FBI ‘Failed to Preserve’ Texts from Anti-Trump Mueller Staffers
DOJ misplaced correspondence from Dec. 14, 2016, to May 17, 2017 — the same day Rosenstein appointed special counsel
Federal officials “failed to preserve” text messages from two FBI executives who were virulently opposed to then-presidential candidate Donald Trump during a key five-month period of the 2016 presidential campaign. That’s according to Senate Homeland Security and Governmental Affairs Committee Chairman Ron Johnson.
Peter Strzok and Lisa Page were both involved in special counsel Robert Mueller’s investigation of allegations that Trump colluded with Russians to defeat former Secretary of State Hillary Clinton.
Strzok also participated in the FBI’s investigation into Clinton’s use of a private email server and address to conduct official U.S. diplomatic business while she was secretary of state under President Barack Obama.
Johnson said in a letter to FBI Director Christopher Wray the committee obtained 384 new pages of Strzok-Page texts, according to The Washington Post.
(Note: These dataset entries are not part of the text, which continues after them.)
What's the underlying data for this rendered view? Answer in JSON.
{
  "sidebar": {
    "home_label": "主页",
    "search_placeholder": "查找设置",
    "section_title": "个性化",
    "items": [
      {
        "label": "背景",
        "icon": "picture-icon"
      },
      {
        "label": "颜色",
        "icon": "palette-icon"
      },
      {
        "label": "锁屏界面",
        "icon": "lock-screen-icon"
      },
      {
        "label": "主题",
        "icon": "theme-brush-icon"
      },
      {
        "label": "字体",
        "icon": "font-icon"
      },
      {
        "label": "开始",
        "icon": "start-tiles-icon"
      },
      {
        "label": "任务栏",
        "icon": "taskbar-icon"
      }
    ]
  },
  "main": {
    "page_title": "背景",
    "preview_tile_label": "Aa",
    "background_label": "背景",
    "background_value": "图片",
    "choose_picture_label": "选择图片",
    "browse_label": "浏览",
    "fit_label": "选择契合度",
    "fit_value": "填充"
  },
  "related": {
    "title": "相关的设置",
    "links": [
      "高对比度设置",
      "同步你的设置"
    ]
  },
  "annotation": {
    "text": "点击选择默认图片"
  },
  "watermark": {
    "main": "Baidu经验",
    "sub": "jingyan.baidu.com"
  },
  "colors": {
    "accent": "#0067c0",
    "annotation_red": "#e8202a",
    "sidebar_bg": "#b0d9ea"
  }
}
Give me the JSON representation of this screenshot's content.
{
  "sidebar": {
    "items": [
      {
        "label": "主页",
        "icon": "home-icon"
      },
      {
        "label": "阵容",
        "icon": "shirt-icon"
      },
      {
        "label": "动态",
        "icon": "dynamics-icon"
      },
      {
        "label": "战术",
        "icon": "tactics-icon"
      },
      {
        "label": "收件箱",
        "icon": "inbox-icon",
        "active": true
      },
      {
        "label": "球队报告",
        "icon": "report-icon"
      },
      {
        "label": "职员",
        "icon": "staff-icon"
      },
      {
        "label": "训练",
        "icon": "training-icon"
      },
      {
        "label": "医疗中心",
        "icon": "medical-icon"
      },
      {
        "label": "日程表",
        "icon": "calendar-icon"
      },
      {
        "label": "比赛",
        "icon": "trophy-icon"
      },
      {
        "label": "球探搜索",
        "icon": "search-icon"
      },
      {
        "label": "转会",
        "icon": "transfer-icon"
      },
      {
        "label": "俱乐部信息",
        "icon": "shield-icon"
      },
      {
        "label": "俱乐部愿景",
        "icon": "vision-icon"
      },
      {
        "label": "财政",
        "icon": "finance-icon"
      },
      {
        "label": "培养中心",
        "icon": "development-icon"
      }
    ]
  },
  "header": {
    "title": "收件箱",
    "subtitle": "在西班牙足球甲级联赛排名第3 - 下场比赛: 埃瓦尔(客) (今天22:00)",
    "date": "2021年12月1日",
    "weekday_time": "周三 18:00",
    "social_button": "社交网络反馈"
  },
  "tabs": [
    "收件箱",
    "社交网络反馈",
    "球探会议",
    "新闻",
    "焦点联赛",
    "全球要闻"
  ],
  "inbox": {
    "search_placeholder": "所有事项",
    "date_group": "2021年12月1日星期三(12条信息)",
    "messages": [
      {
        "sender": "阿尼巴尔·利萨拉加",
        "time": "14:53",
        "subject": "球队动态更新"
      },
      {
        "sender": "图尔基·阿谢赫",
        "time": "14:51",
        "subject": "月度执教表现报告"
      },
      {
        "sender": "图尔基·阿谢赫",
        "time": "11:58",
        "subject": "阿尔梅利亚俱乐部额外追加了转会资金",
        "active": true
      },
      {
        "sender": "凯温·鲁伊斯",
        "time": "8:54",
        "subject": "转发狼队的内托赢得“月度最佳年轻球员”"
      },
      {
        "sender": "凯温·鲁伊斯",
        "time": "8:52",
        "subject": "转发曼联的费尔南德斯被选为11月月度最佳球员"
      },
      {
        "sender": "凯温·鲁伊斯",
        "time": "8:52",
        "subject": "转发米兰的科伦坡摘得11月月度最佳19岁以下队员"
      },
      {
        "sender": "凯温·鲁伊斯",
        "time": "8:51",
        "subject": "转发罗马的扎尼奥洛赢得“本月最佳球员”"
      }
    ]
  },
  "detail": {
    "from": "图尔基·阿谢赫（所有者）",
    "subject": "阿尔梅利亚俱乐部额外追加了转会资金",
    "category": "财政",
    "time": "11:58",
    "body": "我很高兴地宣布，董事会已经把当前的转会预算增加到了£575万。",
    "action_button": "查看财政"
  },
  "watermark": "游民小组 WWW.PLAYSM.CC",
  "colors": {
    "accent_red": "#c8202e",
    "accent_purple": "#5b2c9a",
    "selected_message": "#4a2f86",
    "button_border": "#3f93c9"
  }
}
“The loss of records from this period is concerning,” Johnson wrote — wondering why the FBI “did not preserve text messages between Ms. Page and Mr. Strzok between approximately December 14, 2016, and May 17, 2017,” The Post reported.
That latter day — May 17, 2017 — was the day Deputy Attorney General Rod Rosenstein appointed Mueller as head of the investigation into whether or not the Trump campaign colluded with the Russian government or elements linked to it.
Stephen Boyd, the assistant attorney general for legislative affairs at the Justice Department, wrote a letter to Johnson on Friday in which he notified the committee of the missing text messages.
“The department wants to bring to your attention that the FBI’s technical system for retaining text messages sent and received on FBI mobile devices failed to preserve text messages for Mr. Strzok and Ms. Page,” Boyd wrote, according to The Daily Caller.
“The result was that data that should have been automatically collected and retained for long-term storage and retrieval was not collected,” Boyd wrote, pointing to “misconfiguration issues related to rollouts, provisioning, and software upgrades that conflicted with the FBI’s collection capabilities.”
According to the text messages revealed earlier, Strzok called Trump “an idiot” in a message to Page. In a later text, he wrote, “I want to believe the path u threw out 4 consideration in [Andrew McCabe’s] office — that there’s no way [Trump] gets elected — but I’m afraid we can’t take that risk.”
Page told Strzok in a text message, “Maybe you’re meant to stay where you are because you’re meant to protect the country from that menace.” Strzok told Page there was significant “pressure” to conclude the Clinton investigation after Trump won the 2016 GOP presidential nomination.
The text messages between the two former Mueller staffers incensed many Republicans — who cited them as evidence that the Justice Department’s investigations into both Trump and Clinton were tainted.
Although the new batch of text messages hasn’t yet been revealed publicly, the Associated Press noted Strzok and Page expressed “displeasure about the timing of [former Attorney General Loretta] Lynch’s announcement that she would defer to the FBI’s judgment on the Clinton investigation.”
“Strzok said in a July 1 text message that the timing of Lynch’s announcement ‘looks like hell,'” AP reported. “And Page appears to mockingly refer to Lynch’s decision to accept the FBI’s conclusion in the case as a ‘real profile in courag(e) since she knows no charges will be brought.'”